Not even the automakers are fully certain.
The $7,500 US tax credit, along with additional state incentives (in some cases up to $5,000 more), is a very attractive offer and a strong contributing factor to the growing number of EVs on American roads. In fact, for a few years, it was oftentimes the deciding factor for American car buyers to switch from conventional vehicles to EVs. However, The Detroit News reports that tax credits will likely soon be coming to an end. Why's that? Because it was never a permanent tax break to begin with.
An extension is therefore unlikely, especially since EV manufacturers, such as Tesla and Nissan, reach their respective 200,000th US sale. That'll happen for Tesla sometime next year and Nissan, along with GM, isn't too far behind. Will that elimination damage US EV sales? Probably, according to an Edmunds report, which estimates "one-eighth to three-eighths of the US EV market" will be killed. However, for a luxury brand like Tesla, that probably won't matter too much.
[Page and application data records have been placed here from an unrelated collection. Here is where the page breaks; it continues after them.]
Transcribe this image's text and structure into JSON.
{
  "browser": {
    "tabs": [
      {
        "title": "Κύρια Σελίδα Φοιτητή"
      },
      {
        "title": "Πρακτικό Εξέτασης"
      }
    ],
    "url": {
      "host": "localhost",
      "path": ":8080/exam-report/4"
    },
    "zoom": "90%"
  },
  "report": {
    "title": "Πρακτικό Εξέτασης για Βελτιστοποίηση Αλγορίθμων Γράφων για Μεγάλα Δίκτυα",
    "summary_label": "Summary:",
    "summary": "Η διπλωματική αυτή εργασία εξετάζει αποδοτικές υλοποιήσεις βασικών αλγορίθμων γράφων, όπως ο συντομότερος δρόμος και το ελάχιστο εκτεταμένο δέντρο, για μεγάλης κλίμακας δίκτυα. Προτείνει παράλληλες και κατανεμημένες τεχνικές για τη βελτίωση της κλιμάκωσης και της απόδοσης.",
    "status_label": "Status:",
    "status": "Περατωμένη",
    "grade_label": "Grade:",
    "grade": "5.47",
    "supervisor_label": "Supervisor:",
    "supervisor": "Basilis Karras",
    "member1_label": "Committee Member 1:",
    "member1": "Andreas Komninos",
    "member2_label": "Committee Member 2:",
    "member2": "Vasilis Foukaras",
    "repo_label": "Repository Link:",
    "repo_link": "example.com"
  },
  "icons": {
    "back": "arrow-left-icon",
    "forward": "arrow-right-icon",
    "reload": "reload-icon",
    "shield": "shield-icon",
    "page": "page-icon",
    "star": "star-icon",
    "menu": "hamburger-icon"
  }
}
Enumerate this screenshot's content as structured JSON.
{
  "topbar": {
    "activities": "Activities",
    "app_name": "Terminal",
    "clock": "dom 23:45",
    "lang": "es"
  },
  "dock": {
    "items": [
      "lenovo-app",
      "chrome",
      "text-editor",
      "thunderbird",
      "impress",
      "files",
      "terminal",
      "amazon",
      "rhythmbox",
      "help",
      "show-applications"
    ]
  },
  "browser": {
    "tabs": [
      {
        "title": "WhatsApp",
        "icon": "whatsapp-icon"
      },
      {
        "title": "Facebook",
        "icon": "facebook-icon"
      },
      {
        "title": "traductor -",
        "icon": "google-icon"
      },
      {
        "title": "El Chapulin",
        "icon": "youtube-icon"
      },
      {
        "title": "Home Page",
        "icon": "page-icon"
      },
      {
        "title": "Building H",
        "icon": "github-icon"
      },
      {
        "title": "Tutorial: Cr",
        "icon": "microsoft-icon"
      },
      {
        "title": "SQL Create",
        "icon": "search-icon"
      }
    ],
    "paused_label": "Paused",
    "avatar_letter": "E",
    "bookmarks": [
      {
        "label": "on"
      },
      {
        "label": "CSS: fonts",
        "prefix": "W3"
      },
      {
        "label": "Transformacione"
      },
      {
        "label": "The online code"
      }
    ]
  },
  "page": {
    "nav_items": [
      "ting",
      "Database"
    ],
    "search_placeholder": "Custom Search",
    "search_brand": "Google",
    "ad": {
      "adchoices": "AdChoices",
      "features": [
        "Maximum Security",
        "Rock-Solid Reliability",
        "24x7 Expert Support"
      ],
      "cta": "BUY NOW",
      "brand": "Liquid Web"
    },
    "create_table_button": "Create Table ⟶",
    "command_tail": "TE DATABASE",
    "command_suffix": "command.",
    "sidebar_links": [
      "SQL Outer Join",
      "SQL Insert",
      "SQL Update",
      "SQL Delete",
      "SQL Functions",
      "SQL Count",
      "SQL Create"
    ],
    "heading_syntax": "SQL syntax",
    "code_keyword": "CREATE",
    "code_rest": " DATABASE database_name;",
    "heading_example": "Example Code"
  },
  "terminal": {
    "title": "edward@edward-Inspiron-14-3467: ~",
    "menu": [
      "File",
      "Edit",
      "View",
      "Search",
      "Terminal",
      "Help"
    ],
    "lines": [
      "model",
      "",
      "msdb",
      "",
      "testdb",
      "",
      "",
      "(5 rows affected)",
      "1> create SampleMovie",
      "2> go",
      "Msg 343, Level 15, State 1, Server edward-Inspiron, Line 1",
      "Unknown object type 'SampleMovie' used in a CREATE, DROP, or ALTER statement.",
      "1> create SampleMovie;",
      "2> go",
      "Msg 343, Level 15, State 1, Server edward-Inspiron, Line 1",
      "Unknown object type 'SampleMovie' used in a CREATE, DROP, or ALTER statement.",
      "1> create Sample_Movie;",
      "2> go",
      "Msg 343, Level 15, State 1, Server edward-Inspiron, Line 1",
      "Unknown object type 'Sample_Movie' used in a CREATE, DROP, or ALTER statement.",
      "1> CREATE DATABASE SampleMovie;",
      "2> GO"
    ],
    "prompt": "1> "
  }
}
Previously, when Georgia's generous $5,000 tax incentive expired, Tesla sales were barely affected.
Today, more people are buying Teslas in the Peach State than during the tax credit years. But Teslas are also considered luxury cars, so the real test for EVs in a post-tax credit era will be sales figures of mainstream models, like the new Chevrolet Bolt and upcoming Nissan Leaf successor. With its $37,500 base price, the Bolt is still pretty affordable, but factor in that $7,500 subsidy and it suddenly costs less than the average new car today (around $33,000). That factor alone will scare away some buyers, but for how long remains to be seen.